## What you should do
What lines below mention the word "JSON"? Copy each one.

══ Exercise inputs

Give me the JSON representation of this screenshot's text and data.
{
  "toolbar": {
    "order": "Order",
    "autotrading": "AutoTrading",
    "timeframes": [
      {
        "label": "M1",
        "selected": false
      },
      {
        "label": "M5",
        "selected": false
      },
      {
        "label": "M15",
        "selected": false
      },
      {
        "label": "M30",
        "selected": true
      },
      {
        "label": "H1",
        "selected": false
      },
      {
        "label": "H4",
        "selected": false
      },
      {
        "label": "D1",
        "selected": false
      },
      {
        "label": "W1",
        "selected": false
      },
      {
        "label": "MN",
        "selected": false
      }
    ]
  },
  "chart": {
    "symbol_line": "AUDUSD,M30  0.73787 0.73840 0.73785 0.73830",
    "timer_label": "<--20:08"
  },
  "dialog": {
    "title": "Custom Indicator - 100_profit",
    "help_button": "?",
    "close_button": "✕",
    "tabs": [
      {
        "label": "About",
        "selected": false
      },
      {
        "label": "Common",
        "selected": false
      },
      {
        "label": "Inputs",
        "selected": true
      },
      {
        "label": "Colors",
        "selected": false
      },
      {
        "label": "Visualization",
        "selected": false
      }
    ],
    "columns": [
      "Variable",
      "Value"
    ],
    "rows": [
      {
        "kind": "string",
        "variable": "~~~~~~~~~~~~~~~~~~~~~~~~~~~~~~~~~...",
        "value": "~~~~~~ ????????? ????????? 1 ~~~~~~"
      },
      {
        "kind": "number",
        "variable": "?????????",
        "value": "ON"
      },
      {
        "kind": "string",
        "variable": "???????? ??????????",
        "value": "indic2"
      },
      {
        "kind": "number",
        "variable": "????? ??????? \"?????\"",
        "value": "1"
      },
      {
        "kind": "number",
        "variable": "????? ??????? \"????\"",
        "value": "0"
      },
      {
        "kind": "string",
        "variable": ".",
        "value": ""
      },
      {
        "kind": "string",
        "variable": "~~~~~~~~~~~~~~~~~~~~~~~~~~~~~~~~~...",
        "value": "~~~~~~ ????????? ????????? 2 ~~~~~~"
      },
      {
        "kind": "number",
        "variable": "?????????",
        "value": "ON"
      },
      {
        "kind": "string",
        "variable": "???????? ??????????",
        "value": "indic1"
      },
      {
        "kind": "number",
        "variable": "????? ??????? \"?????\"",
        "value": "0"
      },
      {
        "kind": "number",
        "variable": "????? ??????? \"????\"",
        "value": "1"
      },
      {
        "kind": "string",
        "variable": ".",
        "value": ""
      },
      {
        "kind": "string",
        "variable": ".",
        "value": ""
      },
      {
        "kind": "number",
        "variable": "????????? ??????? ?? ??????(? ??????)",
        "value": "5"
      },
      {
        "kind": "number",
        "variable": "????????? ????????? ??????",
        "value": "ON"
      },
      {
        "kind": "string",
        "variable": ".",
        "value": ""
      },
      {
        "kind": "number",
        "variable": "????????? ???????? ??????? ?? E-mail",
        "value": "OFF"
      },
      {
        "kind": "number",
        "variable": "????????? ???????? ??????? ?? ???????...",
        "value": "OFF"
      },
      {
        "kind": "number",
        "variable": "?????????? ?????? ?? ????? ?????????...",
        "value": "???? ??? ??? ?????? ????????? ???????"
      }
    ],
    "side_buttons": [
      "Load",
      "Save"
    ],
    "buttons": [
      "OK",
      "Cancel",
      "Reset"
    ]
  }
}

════
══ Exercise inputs

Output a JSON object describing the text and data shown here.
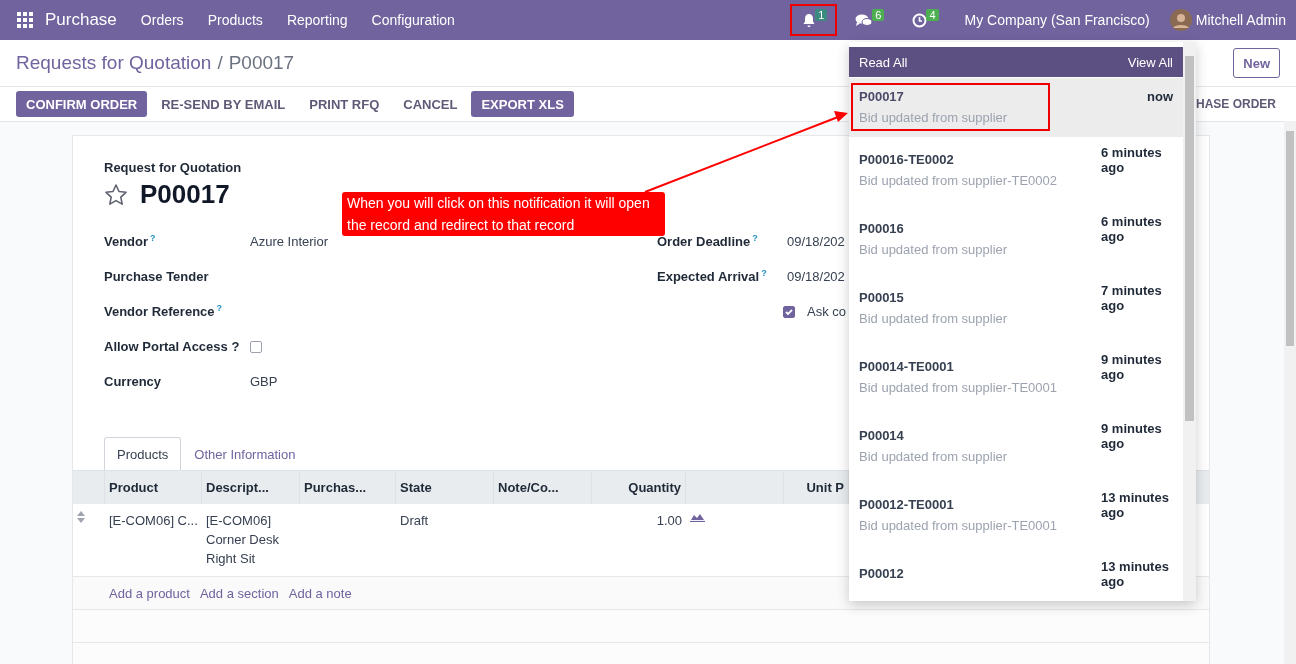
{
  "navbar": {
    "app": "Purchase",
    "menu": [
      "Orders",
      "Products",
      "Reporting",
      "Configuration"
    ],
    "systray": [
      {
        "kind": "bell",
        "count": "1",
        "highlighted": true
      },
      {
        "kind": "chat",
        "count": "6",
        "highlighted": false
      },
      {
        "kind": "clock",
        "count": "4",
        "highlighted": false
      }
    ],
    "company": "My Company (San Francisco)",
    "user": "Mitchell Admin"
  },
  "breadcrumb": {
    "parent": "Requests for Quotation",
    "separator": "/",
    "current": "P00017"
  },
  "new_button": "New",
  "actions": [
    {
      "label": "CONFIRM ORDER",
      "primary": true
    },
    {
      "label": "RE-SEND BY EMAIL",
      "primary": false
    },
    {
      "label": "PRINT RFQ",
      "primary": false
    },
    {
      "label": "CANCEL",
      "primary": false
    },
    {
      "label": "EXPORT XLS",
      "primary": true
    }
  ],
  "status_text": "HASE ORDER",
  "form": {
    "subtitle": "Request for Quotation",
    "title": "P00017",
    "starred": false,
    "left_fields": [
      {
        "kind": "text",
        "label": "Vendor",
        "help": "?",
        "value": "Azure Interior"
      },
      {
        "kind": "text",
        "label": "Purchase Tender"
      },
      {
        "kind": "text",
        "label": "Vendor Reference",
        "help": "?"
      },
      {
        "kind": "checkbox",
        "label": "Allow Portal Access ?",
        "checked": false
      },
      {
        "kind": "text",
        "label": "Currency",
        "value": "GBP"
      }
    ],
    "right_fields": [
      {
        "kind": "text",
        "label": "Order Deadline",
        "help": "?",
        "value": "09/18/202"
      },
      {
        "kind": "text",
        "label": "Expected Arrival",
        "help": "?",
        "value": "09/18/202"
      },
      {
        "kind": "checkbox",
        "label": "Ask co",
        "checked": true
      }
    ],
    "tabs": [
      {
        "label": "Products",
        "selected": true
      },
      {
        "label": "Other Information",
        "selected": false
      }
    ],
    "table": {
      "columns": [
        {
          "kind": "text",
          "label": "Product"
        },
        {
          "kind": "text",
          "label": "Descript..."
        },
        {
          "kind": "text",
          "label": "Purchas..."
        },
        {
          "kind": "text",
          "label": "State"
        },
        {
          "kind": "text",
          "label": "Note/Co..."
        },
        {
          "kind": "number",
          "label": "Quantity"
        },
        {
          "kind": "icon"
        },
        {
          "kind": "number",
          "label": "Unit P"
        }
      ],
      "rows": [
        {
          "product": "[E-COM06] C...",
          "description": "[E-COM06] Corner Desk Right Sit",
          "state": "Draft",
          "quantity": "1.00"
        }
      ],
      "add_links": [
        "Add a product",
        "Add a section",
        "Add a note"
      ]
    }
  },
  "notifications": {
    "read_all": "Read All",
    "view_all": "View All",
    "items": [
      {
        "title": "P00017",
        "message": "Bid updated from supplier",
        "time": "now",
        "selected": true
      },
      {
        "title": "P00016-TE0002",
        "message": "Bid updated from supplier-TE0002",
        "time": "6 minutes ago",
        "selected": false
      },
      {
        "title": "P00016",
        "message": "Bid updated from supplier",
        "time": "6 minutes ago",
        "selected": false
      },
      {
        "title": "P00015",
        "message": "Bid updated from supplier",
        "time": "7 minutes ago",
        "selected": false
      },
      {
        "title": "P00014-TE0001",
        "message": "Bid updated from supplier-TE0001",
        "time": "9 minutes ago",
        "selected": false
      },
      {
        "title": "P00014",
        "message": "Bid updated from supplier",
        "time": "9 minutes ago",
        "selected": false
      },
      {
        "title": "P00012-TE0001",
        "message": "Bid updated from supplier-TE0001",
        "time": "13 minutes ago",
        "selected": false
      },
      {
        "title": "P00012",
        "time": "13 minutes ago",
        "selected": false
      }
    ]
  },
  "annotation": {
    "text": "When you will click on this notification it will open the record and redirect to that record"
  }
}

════
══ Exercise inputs

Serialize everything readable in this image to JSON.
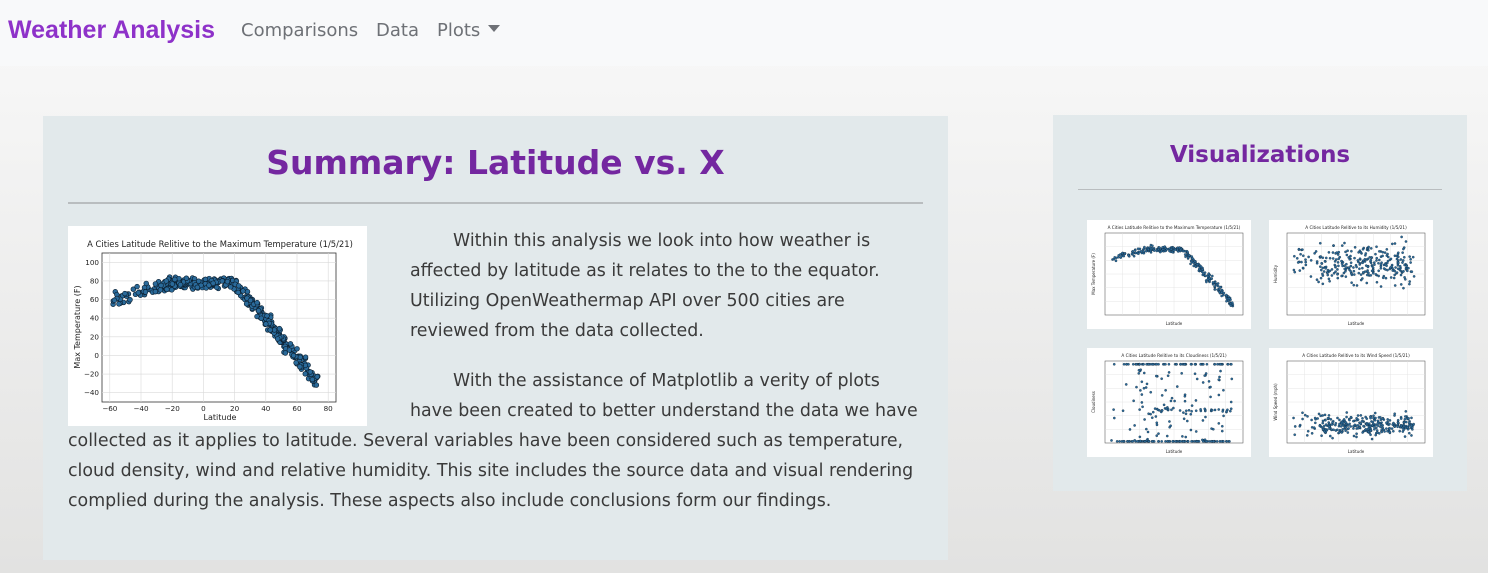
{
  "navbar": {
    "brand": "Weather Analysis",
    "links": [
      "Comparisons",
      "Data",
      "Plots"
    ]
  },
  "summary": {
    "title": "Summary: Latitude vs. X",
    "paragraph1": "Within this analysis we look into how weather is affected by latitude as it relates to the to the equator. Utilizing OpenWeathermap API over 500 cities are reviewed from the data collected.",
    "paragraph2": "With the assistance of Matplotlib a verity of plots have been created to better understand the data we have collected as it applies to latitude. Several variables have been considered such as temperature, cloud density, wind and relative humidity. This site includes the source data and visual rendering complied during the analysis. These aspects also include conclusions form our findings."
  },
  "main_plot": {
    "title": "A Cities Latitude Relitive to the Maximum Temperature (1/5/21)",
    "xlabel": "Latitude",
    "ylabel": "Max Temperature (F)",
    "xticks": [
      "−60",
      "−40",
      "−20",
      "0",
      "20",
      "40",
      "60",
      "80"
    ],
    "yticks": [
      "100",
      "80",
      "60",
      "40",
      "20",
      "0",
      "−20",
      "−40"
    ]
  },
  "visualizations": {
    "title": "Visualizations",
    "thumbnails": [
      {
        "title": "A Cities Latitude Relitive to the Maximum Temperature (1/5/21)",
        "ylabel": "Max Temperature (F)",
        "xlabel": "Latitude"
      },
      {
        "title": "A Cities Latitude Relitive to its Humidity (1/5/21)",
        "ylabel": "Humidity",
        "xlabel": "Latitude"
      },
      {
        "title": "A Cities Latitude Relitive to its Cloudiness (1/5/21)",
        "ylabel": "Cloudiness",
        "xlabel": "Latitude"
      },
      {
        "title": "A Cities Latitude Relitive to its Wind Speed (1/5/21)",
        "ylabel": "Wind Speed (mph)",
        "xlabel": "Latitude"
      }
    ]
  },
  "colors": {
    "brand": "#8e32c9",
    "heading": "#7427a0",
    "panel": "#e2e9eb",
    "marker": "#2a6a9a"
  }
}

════

## Solution for this problem
Give me the JSON representation of this screenshot's text and data.
Output a JSON object describing the text and data shown here.
Serialize everything readable in this image to JSON.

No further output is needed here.